[Opening Records for this task section]
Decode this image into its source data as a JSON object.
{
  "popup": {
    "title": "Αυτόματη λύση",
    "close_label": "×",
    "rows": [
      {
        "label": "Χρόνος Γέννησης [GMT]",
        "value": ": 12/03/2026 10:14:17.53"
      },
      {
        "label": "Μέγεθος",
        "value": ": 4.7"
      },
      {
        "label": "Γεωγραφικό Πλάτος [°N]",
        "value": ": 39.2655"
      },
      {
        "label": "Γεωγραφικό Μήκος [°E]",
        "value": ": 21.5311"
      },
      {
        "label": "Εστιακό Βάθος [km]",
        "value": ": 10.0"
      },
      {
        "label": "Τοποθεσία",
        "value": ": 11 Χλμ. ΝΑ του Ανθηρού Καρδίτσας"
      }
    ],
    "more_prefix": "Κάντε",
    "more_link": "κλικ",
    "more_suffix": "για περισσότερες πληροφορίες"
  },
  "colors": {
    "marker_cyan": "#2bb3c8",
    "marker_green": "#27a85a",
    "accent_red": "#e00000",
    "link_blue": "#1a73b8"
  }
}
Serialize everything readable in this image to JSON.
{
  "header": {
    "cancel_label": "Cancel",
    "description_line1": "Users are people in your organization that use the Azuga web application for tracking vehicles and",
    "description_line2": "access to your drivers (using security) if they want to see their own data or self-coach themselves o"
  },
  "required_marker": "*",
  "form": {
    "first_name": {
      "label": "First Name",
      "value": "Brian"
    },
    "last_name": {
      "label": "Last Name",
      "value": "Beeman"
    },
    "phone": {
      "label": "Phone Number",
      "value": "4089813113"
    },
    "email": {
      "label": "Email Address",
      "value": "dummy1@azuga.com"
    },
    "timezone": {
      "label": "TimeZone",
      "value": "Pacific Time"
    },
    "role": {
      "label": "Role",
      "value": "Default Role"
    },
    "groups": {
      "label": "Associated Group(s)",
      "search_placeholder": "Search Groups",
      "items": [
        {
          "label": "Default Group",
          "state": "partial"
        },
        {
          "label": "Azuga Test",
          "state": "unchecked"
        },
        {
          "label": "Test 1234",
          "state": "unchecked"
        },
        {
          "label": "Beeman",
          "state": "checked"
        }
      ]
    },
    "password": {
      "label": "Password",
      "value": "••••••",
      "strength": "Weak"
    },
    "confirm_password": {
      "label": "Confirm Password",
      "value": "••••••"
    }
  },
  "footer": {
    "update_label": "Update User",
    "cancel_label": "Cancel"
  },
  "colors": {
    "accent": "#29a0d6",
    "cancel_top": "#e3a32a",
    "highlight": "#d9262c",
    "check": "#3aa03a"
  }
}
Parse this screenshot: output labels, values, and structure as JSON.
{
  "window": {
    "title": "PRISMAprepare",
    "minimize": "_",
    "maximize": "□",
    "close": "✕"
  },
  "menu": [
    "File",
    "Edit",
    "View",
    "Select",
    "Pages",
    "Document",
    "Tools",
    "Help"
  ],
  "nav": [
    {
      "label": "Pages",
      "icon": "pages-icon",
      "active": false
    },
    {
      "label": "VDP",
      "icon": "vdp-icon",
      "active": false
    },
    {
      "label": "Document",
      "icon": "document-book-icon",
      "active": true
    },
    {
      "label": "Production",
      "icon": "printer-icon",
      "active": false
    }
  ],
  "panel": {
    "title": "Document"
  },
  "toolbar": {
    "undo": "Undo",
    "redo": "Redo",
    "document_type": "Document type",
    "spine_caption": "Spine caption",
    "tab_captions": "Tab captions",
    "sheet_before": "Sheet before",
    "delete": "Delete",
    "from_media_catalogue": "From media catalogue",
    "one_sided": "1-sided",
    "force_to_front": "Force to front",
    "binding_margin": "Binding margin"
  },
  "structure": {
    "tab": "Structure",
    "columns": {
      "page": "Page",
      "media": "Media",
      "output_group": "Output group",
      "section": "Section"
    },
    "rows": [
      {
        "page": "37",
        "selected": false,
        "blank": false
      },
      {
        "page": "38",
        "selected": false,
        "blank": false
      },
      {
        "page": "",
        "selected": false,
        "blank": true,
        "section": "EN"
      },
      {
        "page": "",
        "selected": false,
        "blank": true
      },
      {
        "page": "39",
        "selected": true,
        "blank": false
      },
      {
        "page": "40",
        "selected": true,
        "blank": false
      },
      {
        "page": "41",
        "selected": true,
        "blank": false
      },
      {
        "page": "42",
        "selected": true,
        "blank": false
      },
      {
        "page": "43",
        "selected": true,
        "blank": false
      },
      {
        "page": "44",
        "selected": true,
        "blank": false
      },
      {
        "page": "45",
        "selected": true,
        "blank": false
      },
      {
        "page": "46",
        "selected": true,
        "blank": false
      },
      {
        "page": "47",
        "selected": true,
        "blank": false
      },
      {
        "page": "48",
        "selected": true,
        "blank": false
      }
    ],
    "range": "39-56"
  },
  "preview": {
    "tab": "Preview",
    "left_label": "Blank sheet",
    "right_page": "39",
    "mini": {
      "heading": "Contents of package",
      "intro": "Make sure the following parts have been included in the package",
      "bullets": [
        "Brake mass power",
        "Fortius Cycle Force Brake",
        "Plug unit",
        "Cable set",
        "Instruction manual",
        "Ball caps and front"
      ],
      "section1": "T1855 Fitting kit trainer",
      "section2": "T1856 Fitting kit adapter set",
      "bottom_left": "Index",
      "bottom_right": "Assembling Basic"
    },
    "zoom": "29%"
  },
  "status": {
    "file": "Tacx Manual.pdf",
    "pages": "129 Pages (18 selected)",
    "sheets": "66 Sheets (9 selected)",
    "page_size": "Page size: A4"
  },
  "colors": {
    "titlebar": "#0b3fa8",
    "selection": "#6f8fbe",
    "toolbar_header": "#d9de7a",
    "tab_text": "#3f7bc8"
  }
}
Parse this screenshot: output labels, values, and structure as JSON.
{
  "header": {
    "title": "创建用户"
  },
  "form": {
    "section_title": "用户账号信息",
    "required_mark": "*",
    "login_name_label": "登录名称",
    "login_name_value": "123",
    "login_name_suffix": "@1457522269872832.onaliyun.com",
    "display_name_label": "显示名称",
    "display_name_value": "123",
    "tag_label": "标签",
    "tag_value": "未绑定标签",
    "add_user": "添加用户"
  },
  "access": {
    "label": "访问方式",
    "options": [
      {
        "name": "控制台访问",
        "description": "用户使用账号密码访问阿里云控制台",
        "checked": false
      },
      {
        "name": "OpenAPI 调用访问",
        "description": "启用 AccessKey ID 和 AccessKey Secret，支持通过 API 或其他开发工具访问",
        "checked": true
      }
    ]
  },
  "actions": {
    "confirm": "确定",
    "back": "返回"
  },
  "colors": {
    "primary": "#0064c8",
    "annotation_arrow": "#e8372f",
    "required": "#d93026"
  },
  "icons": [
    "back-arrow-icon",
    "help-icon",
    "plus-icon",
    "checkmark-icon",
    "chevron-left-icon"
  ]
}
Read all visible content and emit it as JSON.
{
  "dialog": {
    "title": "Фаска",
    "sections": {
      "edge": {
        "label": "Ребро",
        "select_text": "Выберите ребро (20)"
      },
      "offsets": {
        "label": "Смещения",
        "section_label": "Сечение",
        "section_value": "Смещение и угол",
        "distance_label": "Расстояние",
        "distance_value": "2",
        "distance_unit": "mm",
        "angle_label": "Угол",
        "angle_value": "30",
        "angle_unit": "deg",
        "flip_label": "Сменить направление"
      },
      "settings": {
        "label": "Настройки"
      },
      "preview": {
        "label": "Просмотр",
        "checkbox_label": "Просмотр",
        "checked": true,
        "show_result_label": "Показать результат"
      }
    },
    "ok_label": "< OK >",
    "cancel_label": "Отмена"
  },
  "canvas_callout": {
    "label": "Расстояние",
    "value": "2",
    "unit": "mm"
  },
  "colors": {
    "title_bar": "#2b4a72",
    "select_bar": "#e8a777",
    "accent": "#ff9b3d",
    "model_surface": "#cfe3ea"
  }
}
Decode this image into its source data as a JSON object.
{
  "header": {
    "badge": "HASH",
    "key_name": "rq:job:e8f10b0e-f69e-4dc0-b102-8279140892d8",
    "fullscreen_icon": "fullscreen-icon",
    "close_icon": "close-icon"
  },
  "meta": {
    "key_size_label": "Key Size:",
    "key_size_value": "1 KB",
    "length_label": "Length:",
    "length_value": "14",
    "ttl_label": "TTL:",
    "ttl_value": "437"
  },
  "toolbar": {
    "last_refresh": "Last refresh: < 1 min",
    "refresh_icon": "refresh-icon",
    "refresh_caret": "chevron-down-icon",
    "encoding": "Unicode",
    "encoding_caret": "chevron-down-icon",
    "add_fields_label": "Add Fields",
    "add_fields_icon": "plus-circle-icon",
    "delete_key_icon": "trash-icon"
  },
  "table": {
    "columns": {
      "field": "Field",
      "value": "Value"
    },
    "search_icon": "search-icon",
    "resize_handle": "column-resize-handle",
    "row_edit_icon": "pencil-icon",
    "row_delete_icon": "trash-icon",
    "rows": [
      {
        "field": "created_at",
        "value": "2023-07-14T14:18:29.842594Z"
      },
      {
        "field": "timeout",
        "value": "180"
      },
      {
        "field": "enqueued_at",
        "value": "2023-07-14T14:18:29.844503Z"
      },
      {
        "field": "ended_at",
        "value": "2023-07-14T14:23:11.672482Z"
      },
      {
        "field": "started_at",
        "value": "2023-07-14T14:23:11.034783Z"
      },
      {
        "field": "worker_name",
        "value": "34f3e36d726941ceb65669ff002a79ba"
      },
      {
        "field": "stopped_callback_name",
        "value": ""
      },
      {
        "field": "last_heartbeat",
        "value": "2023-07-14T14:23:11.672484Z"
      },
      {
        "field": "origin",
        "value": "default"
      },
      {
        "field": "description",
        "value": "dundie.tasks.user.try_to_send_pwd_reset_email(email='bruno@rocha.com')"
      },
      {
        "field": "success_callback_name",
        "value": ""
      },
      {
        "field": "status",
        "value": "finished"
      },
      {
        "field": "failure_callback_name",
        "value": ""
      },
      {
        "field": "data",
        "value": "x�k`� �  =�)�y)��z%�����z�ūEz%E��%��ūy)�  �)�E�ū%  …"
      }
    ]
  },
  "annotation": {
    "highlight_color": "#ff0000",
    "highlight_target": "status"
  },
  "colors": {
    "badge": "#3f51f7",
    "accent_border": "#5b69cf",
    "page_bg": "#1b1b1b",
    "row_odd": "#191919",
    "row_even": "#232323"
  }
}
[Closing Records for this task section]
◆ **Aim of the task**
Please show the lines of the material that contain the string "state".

◆ **Output of the task**
          "state": "partial"
          "state": "unchecked"
          "state": "unchecked"
          "state": "checked"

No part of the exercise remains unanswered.